[Data excerpts]
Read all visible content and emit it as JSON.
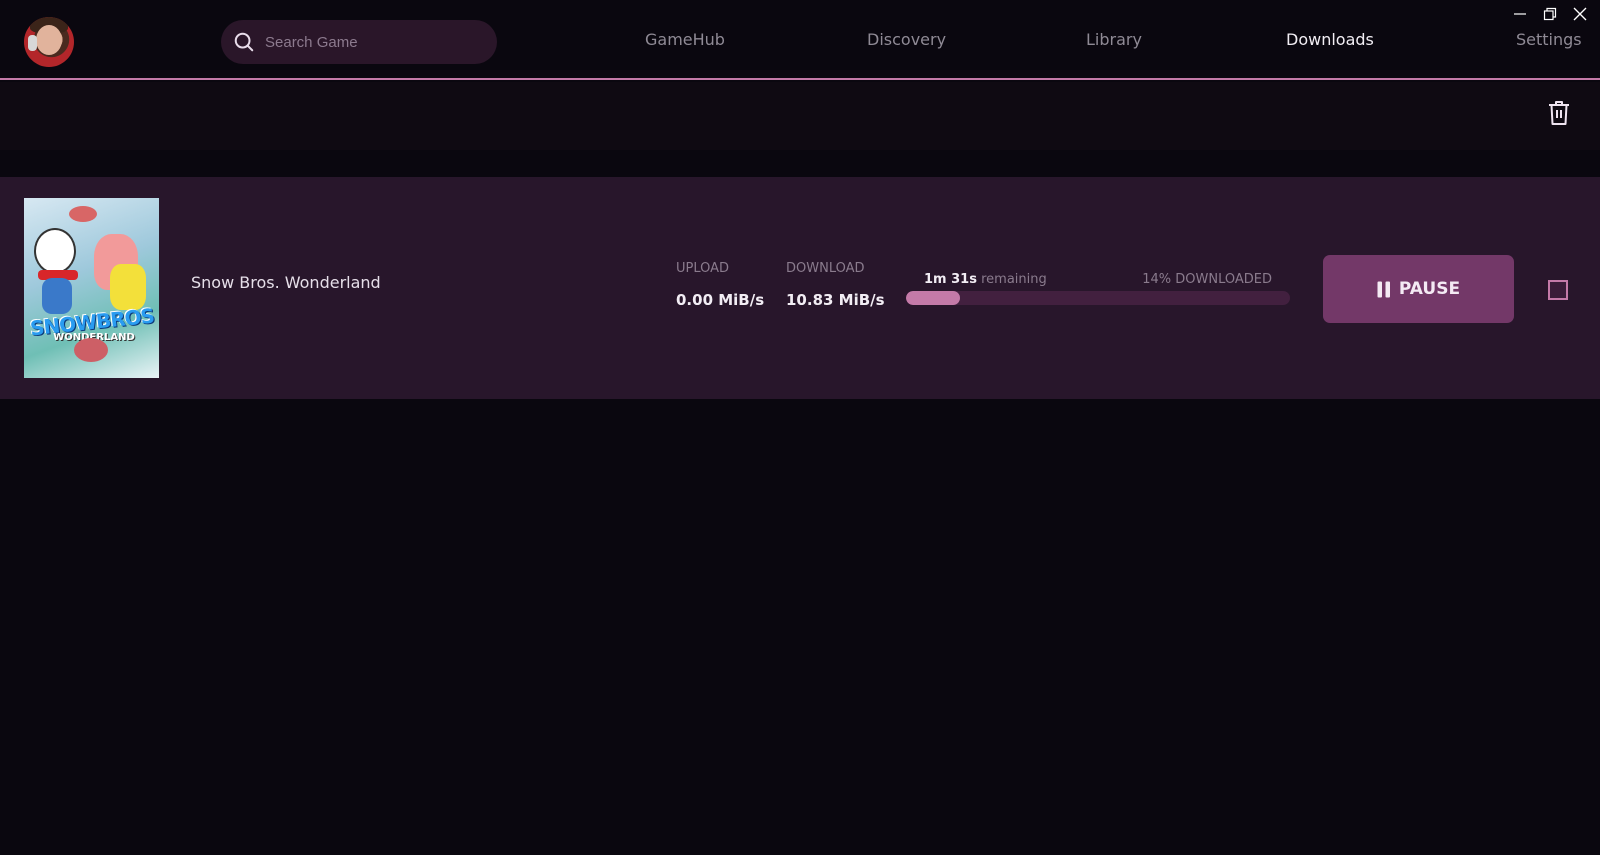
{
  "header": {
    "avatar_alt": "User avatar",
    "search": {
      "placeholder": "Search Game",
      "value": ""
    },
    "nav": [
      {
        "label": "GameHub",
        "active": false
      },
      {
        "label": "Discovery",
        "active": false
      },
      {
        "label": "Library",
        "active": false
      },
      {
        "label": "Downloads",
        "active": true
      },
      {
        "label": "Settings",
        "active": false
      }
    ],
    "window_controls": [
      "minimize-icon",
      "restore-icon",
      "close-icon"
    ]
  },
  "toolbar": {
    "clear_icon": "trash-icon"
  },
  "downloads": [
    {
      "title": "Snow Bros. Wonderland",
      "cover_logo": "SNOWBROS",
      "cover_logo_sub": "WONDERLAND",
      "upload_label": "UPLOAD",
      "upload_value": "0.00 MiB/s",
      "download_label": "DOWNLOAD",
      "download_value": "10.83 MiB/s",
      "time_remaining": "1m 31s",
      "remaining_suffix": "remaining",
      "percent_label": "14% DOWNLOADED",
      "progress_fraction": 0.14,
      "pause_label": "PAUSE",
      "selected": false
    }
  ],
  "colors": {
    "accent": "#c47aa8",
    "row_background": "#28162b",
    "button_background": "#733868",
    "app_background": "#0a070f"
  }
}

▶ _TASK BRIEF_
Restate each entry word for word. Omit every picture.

▶ _RESPONSE AREA_
Read all visible content and emit it as JSON.
{
  "header": {
    "avatar_alt": "User avatar",
    "search": {
      "placeholder": "Search Game",
      "value": ""
    },
    "nav": [
      {
        "label": "GameHub",
        "active": false
      },
      {
        "label": "Discovery",
        "active": false
      },
      {
        "label": "Library",
        "active": false
      },
      {
        "label": "Downloads",
        "active": true
      },
      {
        "label": "Settings",
        "active": false
      }
    ],
    "window_controls": [
      "minimize-icon",
      "restore-icon",
      "close-icon"
    ]
  },
  "toolbar": {
    "clear_icon": "trash-icon"
  },
  "downloads": [
    {
      "title": "Snow Bros. Wonderland",
      "cover_logo": "SNOWBROS",
      "cover_logo_sub": "WONDERLAND",
      "upload_label": "UPLOAD",
      "upload_value": "0.00 MiB/s",
      "download_label": "DOWNLOAD",
      "download_value": "10.83 MiB/s",
      "time_remaining": "1m 31s",
      "remaining_suffix": "remaining",
      "percent_label": "14% DOWNLOADED",
      "progress_fraction": 0.14,
      "pause_label": "PAUSE",
      "selected": false
    }
  ],
  "colors": {
    "accent": "#c47aa8",
    "row_background": "#28162b",
    "button_background": "#733868",
    "app_background": "#0a070f"
  }
}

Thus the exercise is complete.